(Data about app and page elements)
=== Begin Enclosure ===

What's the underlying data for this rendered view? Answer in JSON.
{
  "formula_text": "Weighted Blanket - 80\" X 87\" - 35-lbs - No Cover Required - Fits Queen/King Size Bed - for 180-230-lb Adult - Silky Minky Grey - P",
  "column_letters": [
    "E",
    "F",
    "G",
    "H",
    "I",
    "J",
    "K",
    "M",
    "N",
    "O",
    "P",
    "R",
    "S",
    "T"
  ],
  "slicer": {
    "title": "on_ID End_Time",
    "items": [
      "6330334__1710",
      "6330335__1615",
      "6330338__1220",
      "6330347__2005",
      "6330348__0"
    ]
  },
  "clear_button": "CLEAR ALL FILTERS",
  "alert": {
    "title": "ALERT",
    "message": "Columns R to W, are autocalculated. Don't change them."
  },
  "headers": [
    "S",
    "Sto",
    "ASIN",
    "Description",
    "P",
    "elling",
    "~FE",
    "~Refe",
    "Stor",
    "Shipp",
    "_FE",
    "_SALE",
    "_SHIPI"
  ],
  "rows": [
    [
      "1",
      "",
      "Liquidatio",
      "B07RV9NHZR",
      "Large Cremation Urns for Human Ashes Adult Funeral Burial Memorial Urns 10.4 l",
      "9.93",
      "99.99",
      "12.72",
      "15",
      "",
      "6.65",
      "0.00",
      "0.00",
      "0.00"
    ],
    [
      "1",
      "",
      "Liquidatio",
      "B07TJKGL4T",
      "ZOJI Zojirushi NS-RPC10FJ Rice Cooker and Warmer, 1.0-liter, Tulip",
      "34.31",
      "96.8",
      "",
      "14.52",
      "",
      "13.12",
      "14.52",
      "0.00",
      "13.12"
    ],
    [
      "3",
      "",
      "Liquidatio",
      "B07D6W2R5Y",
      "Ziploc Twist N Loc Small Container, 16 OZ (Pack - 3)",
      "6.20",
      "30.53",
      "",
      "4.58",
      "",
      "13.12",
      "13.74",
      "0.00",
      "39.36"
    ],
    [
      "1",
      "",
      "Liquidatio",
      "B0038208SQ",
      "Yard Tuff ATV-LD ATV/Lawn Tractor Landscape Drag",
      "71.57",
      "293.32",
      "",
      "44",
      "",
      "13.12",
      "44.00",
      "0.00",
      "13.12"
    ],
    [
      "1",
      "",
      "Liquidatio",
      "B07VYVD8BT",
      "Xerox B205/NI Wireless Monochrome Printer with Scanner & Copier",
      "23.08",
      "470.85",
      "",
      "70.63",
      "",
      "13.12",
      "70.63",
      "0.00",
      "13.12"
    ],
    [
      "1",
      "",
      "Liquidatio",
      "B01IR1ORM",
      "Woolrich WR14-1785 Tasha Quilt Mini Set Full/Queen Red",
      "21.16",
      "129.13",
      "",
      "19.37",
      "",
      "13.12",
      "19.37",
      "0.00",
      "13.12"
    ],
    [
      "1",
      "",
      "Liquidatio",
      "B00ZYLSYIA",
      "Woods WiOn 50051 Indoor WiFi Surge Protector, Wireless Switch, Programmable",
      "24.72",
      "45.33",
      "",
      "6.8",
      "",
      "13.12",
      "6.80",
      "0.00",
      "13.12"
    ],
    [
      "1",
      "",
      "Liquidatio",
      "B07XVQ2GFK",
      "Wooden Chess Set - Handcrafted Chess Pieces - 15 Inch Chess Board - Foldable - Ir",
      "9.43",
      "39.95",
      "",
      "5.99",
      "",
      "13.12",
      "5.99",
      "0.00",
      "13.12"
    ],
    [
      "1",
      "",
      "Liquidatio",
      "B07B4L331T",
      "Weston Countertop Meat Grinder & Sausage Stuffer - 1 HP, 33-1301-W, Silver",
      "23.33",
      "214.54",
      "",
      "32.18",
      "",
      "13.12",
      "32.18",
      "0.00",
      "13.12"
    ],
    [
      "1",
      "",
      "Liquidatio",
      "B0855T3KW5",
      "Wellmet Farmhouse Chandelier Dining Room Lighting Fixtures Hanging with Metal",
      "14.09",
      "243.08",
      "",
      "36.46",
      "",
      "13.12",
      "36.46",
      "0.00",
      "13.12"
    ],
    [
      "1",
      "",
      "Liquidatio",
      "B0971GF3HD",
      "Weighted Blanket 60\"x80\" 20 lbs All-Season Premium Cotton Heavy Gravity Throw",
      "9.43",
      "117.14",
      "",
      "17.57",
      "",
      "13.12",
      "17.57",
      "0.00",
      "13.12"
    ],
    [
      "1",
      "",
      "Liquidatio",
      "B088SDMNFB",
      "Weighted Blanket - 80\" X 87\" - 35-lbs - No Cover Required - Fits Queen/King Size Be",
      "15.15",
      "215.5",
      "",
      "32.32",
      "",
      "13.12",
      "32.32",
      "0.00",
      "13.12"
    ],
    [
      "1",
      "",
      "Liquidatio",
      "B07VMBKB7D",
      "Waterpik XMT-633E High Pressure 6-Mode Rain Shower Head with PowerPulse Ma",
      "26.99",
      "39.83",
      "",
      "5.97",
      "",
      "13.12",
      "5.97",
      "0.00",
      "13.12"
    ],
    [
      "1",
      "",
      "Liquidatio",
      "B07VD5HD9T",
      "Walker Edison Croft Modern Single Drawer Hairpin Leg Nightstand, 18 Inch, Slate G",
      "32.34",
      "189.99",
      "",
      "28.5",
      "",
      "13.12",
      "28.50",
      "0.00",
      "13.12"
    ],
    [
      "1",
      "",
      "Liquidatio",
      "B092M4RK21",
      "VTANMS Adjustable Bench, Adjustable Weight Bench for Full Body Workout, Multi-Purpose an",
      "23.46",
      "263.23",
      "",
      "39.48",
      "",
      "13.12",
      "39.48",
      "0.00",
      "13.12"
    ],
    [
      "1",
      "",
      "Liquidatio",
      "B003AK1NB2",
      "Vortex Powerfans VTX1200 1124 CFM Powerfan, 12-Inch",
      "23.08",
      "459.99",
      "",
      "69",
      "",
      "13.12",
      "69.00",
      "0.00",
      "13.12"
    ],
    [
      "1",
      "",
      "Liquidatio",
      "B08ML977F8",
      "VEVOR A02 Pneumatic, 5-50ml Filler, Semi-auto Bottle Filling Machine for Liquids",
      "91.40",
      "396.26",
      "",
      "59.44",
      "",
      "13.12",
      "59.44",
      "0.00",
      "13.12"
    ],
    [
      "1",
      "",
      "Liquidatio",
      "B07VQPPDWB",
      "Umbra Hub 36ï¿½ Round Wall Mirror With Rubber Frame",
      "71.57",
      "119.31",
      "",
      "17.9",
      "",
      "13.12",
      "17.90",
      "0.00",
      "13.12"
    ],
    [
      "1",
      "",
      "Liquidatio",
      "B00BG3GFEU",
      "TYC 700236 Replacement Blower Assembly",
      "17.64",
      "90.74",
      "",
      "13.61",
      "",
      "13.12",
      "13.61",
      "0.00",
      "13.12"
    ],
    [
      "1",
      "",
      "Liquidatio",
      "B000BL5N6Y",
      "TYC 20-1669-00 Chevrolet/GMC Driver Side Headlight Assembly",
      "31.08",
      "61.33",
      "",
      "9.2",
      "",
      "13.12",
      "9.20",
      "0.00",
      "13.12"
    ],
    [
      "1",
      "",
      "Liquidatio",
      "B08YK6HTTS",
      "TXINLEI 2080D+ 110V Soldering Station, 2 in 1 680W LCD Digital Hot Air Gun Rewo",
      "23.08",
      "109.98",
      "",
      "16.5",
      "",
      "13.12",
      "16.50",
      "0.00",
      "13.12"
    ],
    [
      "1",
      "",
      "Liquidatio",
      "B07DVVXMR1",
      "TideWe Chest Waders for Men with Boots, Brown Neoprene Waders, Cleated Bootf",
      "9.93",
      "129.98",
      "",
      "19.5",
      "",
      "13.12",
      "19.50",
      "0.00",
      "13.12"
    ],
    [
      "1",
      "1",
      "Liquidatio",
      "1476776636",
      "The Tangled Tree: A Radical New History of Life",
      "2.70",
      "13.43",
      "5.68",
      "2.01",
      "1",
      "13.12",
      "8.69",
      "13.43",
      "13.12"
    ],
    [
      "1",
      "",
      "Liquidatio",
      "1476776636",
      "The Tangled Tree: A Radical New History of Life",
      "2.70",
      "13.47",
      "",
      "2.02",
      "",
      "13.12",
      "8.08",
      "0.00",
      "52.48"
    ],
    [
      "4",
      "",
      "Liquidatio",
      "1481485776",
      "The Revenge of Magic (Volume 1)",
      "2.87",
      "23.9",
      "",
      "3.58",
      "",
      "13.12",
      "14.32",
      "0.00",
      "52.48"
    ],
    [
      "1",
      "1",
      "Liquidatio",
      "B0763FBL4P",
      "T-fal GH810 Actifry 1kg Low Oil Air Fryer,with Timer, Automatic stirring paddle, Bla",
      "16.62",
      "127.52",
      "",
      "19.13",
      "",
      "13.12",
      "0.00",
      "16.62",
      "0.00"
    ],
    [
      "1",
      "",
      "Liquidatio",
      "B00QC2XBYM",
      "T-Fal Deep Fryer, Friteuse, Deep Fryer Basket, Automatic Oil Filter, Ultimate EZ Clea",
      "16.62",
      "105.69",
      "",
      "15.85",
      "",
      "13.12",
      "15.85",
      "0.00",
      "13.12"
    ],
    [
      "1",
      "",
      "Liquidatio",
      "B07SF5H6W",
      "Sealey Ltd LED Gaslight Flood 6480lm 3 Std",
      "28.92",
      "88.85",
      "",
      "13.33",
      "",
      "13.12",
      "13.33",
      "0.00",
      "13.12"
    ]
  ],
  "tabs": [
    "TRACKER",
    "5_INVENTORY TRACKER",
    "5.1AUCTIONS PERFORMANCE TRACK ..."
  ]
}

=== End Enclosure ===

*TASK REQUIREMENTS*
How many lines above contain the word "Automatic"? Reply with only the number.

*TASK ANSWER*
2